Complex Project? Bring It On!

Occasionally, people are unaware of how well BlueScope Construction performs on complex projects. A recently complicated manufacturing facility for steel pipe for a German-based company is an excellent example of our capabilities.


This BlueScope Construction scope of work is called “material erect,” where we are responsible for the structural building shell design, materials, and the installation/erection of those materials. We were under contract as a specialty subcontractor/supplier to the general contractor, Walbridge. Walbridge has come to understand our capabilities and they routinely call us to solicit our involvement on complex structural projects where they have difficulty finding other contractors that can execute these projects.

Walbridge’s scope was design-build and an aggressive schedule for design and construction. Originally the project was going to be designed as a conventional steel structure. During the initial bidding phase the solutions were coming in over budget. We were approached to provide an alternate pre-engineered solution to compare with the previous preliminary design. Our solution, thanks to our experienced engineering staff, was the winner.

The building itself was incredibly complex. There are several parallel crane aisles with varying crane capacities up to 35 metric tons and multiple cranes were to be in each aisle simultaneously. The tallest crane aisle included a 122′ span and has a 70′ eave height. Then the adjacent aisles are somewhat lower and range between 92′ and 102′ in crane span. Also, due to equipment layouts, there are several locations where placing a column was not possible and the crane beams needed to be able to span either 80′ or 120′ instead of the normal 40′ spacing. This is a significant challenge in fabrication, delivery, and safe installation.

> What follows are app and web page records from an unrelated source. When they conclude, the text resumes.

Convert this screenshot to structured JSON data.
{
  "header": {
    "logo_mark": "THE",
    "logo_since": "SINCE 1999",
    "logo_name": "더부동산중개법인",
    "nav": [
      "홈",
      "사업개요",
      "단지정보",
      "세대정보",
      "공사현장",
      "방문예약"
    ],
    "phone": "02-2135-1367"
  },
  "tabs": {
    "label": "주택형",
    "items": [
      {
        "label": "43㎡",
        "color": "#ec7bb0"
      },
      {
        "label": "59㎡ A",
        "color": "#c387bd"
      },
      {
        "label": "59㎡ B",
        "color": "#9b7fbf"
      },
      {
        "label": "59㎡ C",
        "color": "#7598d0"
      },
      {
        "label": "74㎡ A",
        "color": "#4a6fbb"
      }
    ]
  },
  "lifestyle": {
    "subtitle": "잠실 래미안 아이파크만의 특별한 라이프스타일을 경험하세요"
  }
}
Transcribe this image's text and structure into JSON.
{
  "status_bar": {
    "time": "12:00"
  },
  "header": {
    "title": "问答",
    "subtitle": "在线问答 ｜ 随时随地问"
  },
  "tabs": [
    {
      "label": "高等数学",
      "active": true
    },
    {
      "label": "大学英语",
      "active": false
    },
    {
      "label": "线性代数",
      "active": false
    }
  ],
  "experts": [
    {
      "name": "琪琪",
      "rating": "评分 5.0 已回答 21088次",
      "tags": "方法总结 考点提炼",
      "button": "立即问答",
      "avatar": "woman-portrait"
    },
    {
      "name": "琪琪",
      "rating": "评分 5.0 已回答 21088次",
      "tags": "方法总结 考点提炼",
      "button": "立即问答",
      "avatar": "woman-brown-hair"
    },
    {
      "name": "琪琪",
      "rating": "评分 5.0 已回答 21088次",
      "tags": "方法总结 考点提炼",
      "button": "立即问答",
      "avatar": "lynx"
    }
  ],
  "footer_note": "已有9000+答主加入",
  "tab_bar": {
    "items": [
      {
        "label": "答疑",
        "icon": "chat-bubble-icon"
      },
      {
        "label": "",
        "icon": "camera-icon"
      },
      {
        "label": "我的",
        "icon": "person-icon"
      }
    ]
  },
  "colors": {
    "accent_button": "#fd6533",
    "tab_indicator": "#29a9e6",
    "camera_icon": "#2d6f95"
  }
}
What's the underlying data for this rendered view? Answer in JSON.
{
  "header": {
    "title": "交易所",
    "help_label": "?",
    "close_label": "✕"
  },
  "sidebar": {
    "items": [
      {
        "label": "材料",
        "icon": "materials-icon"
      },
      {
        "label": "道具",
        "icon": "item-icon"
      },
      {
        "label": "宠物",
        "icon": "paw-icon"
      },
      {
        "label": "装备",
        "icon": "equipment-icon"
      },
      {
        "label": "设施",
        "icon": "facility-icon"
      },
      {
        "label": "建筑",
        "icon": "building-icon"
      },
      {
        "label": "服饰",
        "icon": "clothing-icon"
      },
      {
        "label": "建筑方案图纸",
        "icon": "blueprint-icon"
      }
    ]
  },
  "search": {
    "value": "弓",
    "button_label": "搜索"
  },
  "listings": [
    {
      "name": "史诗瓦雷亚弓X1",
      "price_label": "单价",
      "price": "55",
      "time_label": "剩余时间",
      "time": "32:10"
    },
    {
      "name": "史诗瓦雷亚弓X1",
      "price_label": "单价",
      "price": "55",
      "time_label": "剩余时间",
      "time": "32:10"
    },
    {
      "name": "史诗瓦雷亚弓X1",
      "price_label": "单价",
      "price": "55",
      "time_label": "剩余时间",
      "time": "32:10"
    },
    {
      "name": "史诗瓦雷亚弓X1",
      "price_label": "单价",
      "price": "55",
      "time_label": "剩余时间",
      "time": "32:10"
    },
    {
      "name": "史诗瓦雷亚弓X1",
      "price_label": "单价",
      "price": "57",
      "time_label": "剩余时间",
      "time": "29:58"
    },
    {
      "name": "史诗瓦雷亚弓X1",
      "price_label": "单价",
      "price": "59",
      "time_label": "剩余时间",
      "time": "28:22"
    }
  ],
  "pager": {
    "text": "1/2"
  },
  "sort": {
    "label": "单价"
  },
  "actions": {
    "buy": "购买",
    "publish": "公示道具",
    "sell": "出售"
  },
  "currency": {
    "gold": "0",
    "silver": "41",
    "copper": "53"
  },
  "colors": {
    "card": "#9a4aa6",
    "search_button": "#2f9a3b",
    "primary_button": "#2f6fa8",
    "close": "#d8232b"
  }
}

One of the crane beams, besides being 120′ in length, is approximately 10′ tall and weighs 78,000 pounds. This is a safety and logistics nightmare and our approach to steel erection needed to be well planned. Each of these beams was picked with 2 crawler cranes and lifted directly from the over-length special trailer directly into place on the building structure. This is just one operation in a building choked full of complexity from a structural steel design, steel erection, and material logistics point of view. And for this project, we logged over 150,000 man-hours on-site without a recordable incident. That’s a pretty fantastic safety achievement.

The design for the project was very fast-paced and resource-intensive. BlueScope Construction had 5 different designer engineers involved in various parts of the project as well as 4 different detailing teams. The design was moving at a very fast pace to achieve overall coordination with the project designers on Walbridge’s team and meeting the aggressive fabrication and delivery schedule. It was a massive design coordination effort. There were many challenges for the design teams including a significant amount of utility routing to feed the owner’s process equipment within the building. The utilities are routed and weaved through a complex structural system and were constantly changing as the overall design was developed. To meet the needed dates, the structural design was being completed out ahead of much of the process equipment design progress, which further complicated coordination and communication.

In the field, our responsibility included the entire building shell. The building has a very large gravity ventilator approximately 1,400 feet long with a 12′ throat opening and over 400 louvers for intake air. The BlueScope-manufactured metal wall panel system was installed using a color scheme of 5 different custom colors.

The building design was executed in a manner to assist in facilitating a safe and efficient erection operation. Much of the building’s roof structure was pre-assembled on the ground in pods including bridging. This allowed a significant portion of the work to be completed on the ground rather than in the air. Also to facilitate information to the erectors to better understand the complex structural system and connections, a 3d model was used as a field tool. As the crew is doing pre-work planning, they are reviewing the 3d model which is an easier way to explain and communicate how all the members connect and coordinate. The crane beams and crane columns have laced bracing and a number of complex connection details which can be very confusing using only conventional 2-dimensional drawings. Our scope also included supply, installation, and alignment of the crane rails through the entire facility which requires precision of erecting and plumbing the structure, and a design that has some flexibility and adjustment to allow for the final alignment to be right on. The model became an additional communication tool between the designers of a very complex structure made up of 6,000 tons of steel and the installation crews tasked with safely installing it.